What’s my Chore?

This is a simple trick in which you ask multiple volunteers to imagine they are doing a chore, and you are able to read their minds and know what chore they are thinking of, but it can very easily be adapted to other areas.

      • Read your students’ minds.
      • A very interactive trick
      • Skills: Listening, reading & speaking (interaction)
      • For practicing: Chores & housework.

Demonstration & Explanation


Think-a-bit tip #1, adapting the trick to other areas: This trick is based on a very old magic effect called “Mental Yarn”. Watch it here:


Now, you probably realised that all the even-numbered words in the video were all related to cars, so it doesn’t matter what number you chose, you will always relate your word to the sports car. Using a “to-do list” in order to practice household chores works really well in this trick, because it’s normal to write lists of things we have to do. But if you are a biology teacher or a history teacher, how can you adapt this trick to your classes? Well, instead of a list chores, why not make a list of illnesses? Numbers 1 and 10 can be “arrhythmia” and “cancer” respectively, while numbers 2 to 9 can all be STDs (AIDS, clap, gonorrhea, syphilis… etc.) so now that your student has inevitably chosen an STD, read out a list of organs (“the heart”, “the brain”, “the eyes”, “the genitals”… etc.) and ask your student to associate his illness to one of the organs. The only organ that matches the illness that your student is thinking of are the genitals! To give extra punch to your mind-reading skills, you could also add that your student is thinking of “a sexually transmitted disease”.

Alternatively, if you are a history teacher, you can write a list of historical events. Numbers 1 and 10 can be “the invention of the press” and “the fall of the Berlin Wall” respectively, while numbers 2 to 9 can all be different wars (civil war, the reconquista, the first world war, the French revolution, the invasion of Irak, the storming of the Bastille… etc.) so knowing that your student has chosen a war, read out a list of concepts which your student must associate his historical event with. If you read out concepts like “un invento”, “the end of the URSS”, “a trip”, “a prize”, “a birth”, “a war”… etc. then the only concept that your student can associate his event to is “una guerra”.

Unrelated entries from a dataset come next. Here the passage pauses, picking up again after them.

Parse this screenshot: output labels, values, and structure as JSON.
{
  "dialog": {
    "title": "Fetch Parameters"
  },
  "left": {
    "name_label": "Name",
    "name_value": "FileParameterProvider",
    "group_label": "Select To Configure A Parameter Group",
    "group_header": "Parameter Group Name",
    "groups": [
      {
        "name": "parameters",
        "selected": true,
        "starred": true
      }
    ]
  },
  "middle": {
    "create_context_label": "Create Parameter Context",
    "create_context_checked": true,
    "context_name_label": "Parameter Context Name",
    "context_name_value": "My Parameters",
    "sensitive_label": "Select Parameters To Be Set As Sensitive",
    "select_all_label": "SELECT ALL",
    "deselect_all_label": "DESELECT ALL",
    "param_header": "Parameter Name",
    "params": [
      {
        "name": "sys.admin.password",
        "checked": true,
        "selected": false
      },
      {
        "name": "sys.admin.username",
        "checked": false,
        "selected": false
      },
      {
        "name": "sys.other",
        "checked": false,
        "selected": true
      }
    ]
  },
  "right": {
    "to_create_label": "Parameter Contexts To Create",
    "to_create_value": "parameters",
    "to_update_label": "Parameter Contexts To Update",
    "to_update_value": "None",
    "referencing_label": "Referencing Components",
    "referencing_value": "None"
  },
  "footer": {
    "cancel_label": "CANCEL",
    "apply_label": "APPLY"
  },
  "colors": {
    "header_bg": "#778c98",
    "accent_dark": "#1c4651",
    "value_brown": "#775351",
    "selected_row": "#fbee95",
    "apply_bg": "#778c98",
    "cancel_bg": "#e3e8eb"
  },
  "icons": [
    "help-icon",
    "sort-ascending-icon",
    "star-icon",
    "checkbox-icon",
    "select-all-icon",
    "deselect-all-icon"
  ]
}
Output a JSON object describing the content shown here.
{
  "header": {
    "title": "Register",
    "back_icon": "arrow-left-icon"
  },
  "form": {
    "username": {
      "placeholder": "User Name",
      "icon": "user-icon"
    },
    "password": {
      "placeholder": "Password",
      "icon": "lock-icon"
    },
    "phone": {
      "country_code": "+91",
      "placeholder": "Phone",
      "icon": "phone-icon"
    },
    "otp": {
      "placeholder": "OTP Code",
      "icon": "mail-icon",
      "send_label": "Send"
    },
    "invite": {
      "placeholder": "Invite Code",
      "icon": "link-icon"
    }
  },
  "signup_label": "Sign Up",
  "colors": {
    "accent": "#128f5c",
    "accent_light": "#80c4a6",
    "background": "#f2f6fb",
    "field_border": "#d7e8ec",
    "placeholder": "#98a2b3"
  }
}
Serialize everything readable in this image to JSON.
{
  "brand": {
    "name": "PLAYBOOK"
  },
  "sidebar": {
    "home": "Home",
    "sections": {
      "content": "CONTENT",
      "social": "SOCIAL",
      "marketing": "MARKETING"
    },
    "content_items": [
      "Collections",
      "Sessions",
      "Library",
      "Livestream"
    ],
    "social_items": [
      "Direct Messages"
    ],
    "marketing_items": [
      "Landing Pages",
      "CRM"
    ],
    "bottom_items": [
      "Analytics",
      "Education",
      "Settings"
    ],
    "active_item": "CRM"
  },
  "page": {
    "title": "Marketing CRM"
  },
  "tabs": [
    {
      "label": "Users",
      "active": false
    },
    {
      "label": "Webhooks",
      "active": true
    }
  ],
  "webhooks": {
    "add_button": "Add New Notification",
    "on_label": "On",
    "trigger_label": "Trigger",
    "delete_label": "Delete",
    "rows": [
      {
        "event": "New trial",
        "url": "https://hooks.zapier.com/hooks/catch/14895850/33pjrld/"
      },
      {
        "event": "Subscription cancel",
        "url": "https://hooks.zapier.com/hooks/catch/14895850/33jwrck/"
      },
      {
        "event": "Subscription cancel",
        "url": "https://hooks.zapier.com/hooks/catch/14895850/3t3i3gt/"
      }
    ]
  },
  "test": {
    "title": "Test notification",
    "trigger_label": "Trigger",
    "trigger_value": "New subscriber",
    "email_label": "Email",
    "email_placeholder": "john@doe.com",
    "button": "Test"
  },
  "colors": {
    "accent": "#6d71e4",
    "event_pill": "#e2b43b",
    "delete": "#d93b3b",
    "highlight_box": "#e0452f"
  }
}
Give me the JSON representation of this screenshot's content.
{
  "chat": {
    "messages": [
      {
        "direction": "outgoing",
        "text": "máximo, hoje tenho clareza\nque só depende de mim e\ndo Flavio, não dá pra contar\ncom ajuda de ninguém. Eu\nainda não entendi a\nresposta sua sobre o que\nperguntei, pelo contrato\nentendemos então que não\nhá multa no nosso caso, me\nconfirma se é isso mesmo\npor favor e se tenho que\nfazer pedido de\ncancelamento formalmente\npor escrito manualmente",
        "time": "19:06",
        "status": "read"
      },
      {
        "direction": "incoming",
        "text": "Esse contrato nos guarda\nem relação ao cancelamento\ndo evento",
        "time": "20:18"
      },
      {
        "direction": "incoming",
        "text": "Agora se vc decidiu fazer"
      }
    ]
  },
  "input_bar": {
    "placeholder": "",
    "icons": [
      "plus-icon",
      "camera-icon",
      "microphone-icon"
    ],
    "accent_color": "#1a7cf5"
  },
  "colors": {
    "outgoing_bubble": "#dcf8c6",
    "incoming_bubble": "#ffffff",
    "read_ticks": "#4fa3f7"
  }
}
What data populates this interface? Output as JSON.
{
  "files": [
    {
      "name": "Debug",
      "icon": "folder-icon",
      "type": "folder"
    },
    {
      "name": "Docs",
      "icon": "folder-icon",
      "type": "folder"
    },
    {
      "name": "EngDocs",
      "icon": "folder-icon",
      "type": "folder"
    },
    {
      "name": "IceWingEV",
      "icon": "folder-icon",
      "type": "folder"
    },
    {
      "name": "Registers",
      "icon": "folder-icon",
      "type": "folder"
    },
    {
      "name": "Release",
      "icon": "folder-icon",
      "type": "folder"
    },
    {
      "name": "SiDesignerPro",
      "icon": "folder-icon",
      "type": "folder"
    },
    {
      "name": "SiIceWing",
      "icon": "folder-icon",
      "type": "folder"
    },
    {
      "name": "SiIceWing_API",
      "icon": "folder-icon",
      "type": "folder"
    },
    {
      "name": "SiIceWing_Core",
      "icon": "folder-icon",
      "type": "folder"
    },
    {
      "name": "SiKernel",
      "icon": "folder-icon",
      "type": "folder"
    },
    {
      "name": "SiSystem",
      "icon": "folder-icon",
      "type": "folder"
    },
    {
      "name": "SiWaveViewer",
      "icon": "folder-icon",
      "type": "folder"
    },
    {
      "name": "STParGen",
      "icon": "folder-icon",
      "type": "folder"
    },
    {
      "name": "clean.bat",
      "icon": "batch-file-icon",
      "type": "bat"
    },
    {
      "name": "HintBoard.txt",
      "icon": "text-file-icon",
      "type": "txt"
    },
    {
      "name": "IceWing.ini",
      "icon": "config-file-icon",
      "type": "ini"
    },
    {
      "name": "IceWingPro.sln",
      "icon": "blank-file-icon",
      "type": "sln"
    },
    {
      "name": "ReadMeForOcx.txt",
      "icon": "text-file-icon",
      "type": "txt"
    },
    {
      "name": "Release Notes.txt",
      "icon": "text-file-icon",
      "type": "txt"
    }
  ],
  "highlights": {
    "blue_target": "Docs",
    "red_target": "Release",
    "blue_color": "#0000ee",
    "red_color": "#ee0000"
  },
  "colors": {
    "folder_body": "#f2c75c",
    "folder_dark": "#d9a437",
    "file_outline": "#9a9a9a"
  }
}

Think-a-bit tip #2: As I mention in the video, if you have three or four different lists with different things in positions 2 to 9, then you could repeat the trick. And if you’re able to switch the lists without your students noticing, and you make it look like you are using the same list each time (numbers 1 and 10 will always remain the same but hopefully nobody will ever choose 1 or 10), then the students will actually believe that all the things in positions 2 to 9 are all different, which will give extra credibility to the trick!

Next trick: “The Cluedo Effect” >>